## EXERCISE:
Lines holding the string "feedback": copy each one from the listing below.
=== INPUT ===
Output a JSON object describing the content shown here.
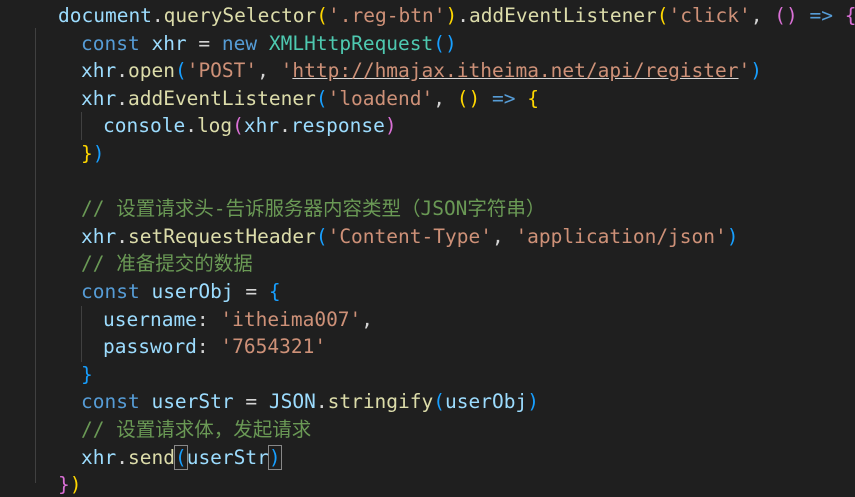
{
  "colors": {
    "background": "#1f1f1f",
    "keyword": "#569cd6",
    "variable": "#9cdcfe",
    "function": "#dcdcaa",
    "string": "#ce9178",
    "class": "#4ec9b0",
    "comment": "#6a9955",
    "bracket_level_1": "#ffd700",
    "bracket_level_2": "#da70d6",
    "bracket_level_3": "#179fff"
  },
  "lines": [
    {
      "id": "l1",
      "tokens": [
        {
          "t": "document",
          "c": "var"
        },
        {
          "t": ".",
          "c": "pl"
        },
        {
          "t": "querySelector",
          "c": "fn"
        },
        {
          "t": "(",
          "c": "p1"
        },
        {
          "t": "'.reg-btn'",
          "c": "str"
        },
        {
          "t": ")",
          "c": "p1"
        },
        {
          "t": ".",
          "c": "pl"
        },
        {
          "t": "addEventListener",
          "c": "fn"
        },
        {
          "t": "(",
          "c": "p1"
        },
        {
          "t": "'click'",
          "c": "str"
        },
        {
          "t": ", ",
          "c": "pl"
        },
        {
          "t": "()",
          "c": "p2"
        },
        {
          "t": " ",
          "c": "pl"
        },
        {
          "t": "=>",
          "c": "kw"
        },
        {
          "t": " ",
          "c": "pl"
        },
        {
          "t": "{",
          "c": "p2"
        }
      ]
    },
    {
      "id": "l2",
      "tokens": [
        {
          "t": "const",
          "c": "kw"
        },
        {
          "t": " ",
          "c": "pl"
        },
        {
          "t": "xhr",
          "c": "var"
        },
        {
          "t": " = ",
          "c": "pl"
        },
        {
          "t": "new",
          "c": "kw"
        },
        {
          "t": " ",
          "c": "pl"
        },
        {
          "t": "XMLHttpRequest",
          "c": "cls"
        },
        {
          "t": "()",
          "c": "p3"
        }
      ]
    },
    {
      "id": "l3",
      "tokens": [
        {
          "t": "xhr",
          "c": "var"
        },
        {
          "t": ".",
          "c": "pl"
        },
        {
          "t": "open",
          "c": "fn"
        },
        {
          "t": "(",
          "c": "p3"
        },
        {
          "t": "'POST'",
          "c": "str"
        },
        {
          "t": ", ",
          "c": "pl"
        },
        {
          "t": "'",
          "c": "str"
        },
        {
          "t": "http://hmajax.itheima.net/api/register",
          "c": "str ul"
        },
        {
          "t": "'",
          "c": "str"
        },
        {
          "t": ")",
          "c": "p3"
        }
      ]
    },
    {
      "id": "l4",
      "tokens": [
        {
          "t": "xhr",
          "c": "var"
        },
        {
          "t": ".",
          "c": "pl"
        },
        {
          "t": "addEventListener",
          "c": "fn"
        },
        {
          "t": "(",
          "c": "p3"
        },
        {
          "t": "'loadend'",
          "c": "str"
        },
        {
          "t": ", ",
          "c": "pl"
        },
        {
          "t": "()",
          "c": "p1"
        },
        {
          "t": " ",
          "c": "pl"
        },
        {
          "t": "=>",
          "c": "kw"
        },
        {
          "t": " ",
          "c": "pl"
        },
        {
          "t": "{",
          "c": "p1"
        }
      ]
    },
    {
      "id": "l5",
      "tokens": [
        {
          "t": "console",
          "c": "var"
        },
        {
          "t": ".",
          "c": "pl"
        },
        {
          "t": "log",
          "c": "fn"
        },
        {
          "t": "(",
          "c": "p2"
        },
        {
          "t": "xhr",
          "c": "var"
        },
        {
          "t": ".",
          "c": "pl"
        },
        {
          "t": "response",
          "c": "var"
        },
        {
          "t": ")",
          "c": "p2"
        }
      ]
    },
    {
      "id": "l6",
      "tokens": [
        {
          "t": "}",
          "c": "p1"
        },
        {
          "t": ")",
          "c": "p3"
        }
      ]
    },
    {
      "id": "l7",
      "tokens": []
    },
    {
      "id": "l8",
      "tokens": [
        {
          "t": "// 设置请求头-告诉服务器内容类型（JSON字符串）",
          "c": "cm"
        }
      ]
    },
    {
      "id": "l9",
      "tokens": [
        {
          "t": "xhr",
          "c": "var"
        },
        {
          "t": ".",
          "c": "pl"
        },
        {
          "t": "setRequestHeader",
          "c": "fn"
        },
        {
          "t": "(",
          "c": "p3"
        },
        {
          "t": "'Content-Type'",
          "c": "str"
        },
        {
          "t": ", ",
          "c": "pl"
        },
        {
          "t": "'application/json'",
          "c": "str"
        },
        {
          "t": ")",
          "c": "p3"
        }
      ]
    },
    {
      "id": "l10",
      "tokens": [
        {
          "t": "// 准备提交的数据",
          "c": "cm"
        }
      ]
    },
    {
      "id": "l11",
      "tokens": [
        {
          "t": "const",
          "c": "kw"
        },
        {
          "t": " ",
          "c": "pl"
        },
        {
          "t": "userObj",
          "c": "var"
        },
        {
          "t": " = ",
          "c": "pl"
        },
        {
          "t": "{",
          "c": "p3"
        }
      ]
    },
    {
      "id": "l12",
      "tokens": [
        {
          "t": "username",
          "c": "var"
        },
        {
          "t": ": ",
          "c": "pl"
        },
        {
          "t": "'itheima007'",
          "c": "str"
        },
        {
          "t": ",",
          "c": "pl"
        }
      ]
    },
    {
      "id": "l13",
      "tokens": [
        {
          "t": "password",
          "c": "var"
        },
        {
          "t": ": ",
          "c": "pl"
        },
        {
          "t": "'7654321'",
          "c": "str"
        }
      ]
    },
    {
      "id": "l14",
      "tokens": [
        {
          "t": "}",
          "c": "p3"
        }
      ]
    },
    {
      "id": "l15",
      "tokens": [
        {
          "t": "const",
          "c": "kw"
        },
        {
          "t": " ",
          "c": "pl"
        },
        {
          "t": "userStr",
          "c": "var"
        },
        {
          "t": " = ",
          "c": "pl"
        },
        {
          "t": "JSON",
          "c": "var"
        },
        {
          "t": ".",
          "c": "pl"
        },
        {
          "t": "stringify",
          "c": "fn"
        },
        {
          "t": "(",
          "c": "p3"
        },
        {
          "t": "userObj",
          "c": "var"
        },
        {
          "t": ")",
          "c": "p3"
        }
      ]
    },
    {
      "id": "l16",
      "tokens": [
        {
          "t": "// 设置请求体，发起请求",
          "c": "cm"
        }
      ]
    },
    {
      "id": "l17",
      "tokens": [
        {
          "t": "xhr",
          "c": "var"
        },
        {
          "t": ".",
          "c": "pl"
        },
        {
          "t": "send",
          "c": "fn"
        },
        {
          "t": "(",
          "c": "p3 bm"
        },
        {
          "t": "userStr",
          "c": "var"
        },
        {
          "t": ")",
          "c": "p3 bm"
        }
      ]
    },
    {
      "id": "l18",
      "tokens": [
        {
          "t": "}",
          "c": "p2"
        },
        {
          "t": ")",
          "c": "p1"
        }
      ]
    }
  ]
}
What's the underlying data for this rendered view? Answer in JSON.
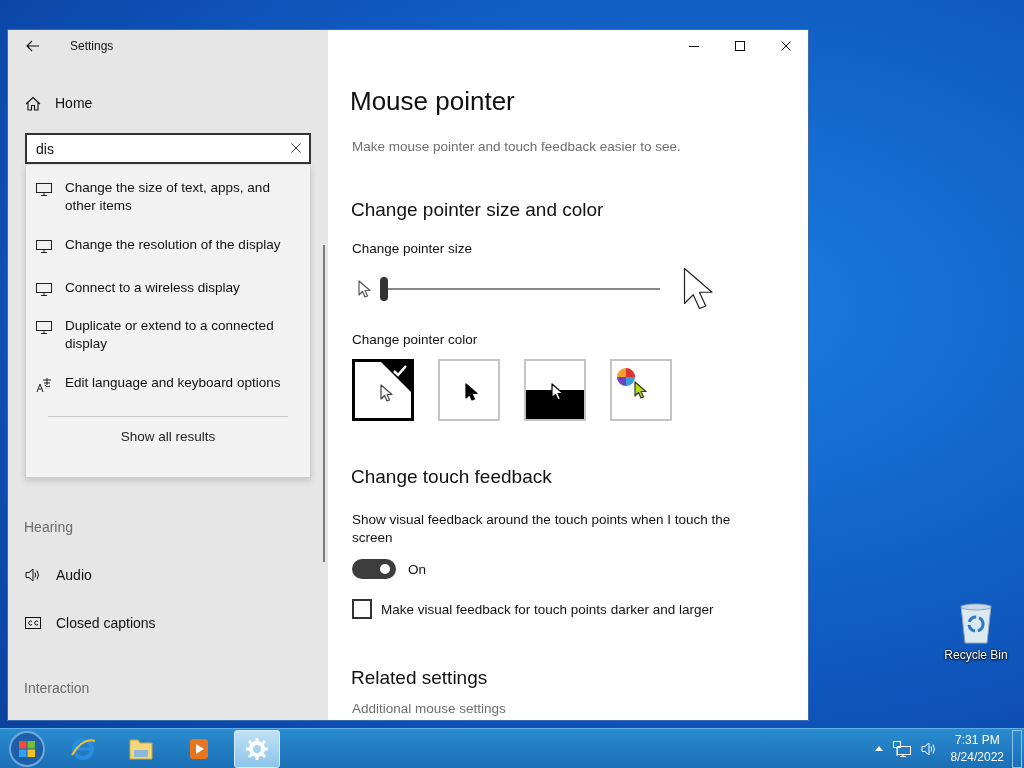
{
  "desktop": {
    "icons": [
      {
        "label": "Recycle Bin"
      }
    ]
  },
  "window": {
    "title": "Settings"
  },
  "sidebar": {
    "home": "Home",
    "search": {
      "value": "dis"
    },
    "suggestions": [
      {
        "kind": "display",
        "text": "Change the size of text, apps, and other items"
      },
      {
        "kind": "display",
        "text": "Change the resolution of the display"
      },
      {
        "kind": "display",
        "text": "Connect to a wireless display"
      },
      {
        "kind": "display",
        "text": "Duplicate or extend to a connected display"
      },
      {
        "kind": "language",
        "text": "Edit language and keyboard options"
      }
    ],
    "show_all": "Show all results",
    "items": [
      {
        "kind": "header",
        "text": "Hearing"
      },
      {
        "kind": "audio",
        "text": "Audio"
      },
      {
        "kind": "captions",
        "text": "Closed captions"
      },
      {
        "kind": "header",
        "text": "Interaction"
      }
    ]
  },
  "content": {
    "title": "Mouse pointer",
    "description": "Make mouse pointer and touch feedback easier to see.",
    "pointer": {
      "heading": "Change pointer size and color",
      "size_label": "Change pointer size",
      "size": {
        "level": 0
      },
      "color_label": "Change pointer color",
      "colors": [
        {
          "kind": "white",
          "selected": true
        },
        {
          "kind": "black",
          "selected": false
        },
        {
          "kind": "inverted",
          "selected": false
        },
        {
          "kind": "custom",
          "selected": false
        }
      ]
    },
    "touch": {
      "heading": "Change touch feedback",
      "toggle_label": "Show visual feedback around the touch points when I touch the screen",
      "toggle": {
        "on": true,
        "text": "On"
      },
      "checkbox": {
        "label": "Make visual feedback for touch points darker and larger",
        "checked": false
      }
    },
    "related": {
      "heading": "Related settings",
      "links": [
        "Additional mouse settings"
      ]
    }
  },
  "taskbar": {
    "apps": [
      {
        "kind": "browser",
        "selected": false
      },
      {
        "kind": "folder",
        "selected": false
      },
      {
        "kind": "media",
        "selected": false
      },
      {
        "kind": "settings",
        "selected": true
      }
    ],
    "time": "7:31 PM",
    "date": "8/24/2022"
  }
}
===
## EXERCISE RESULT:
    "description": "Make mouse pointer and touch feedback easier to see.",
      "heading": "Change touch feedback",
      "toggle_label": "Show visual feedback around the touch points when I touch the screen",
        "label": "Make visual feedback for touch points darker and larger",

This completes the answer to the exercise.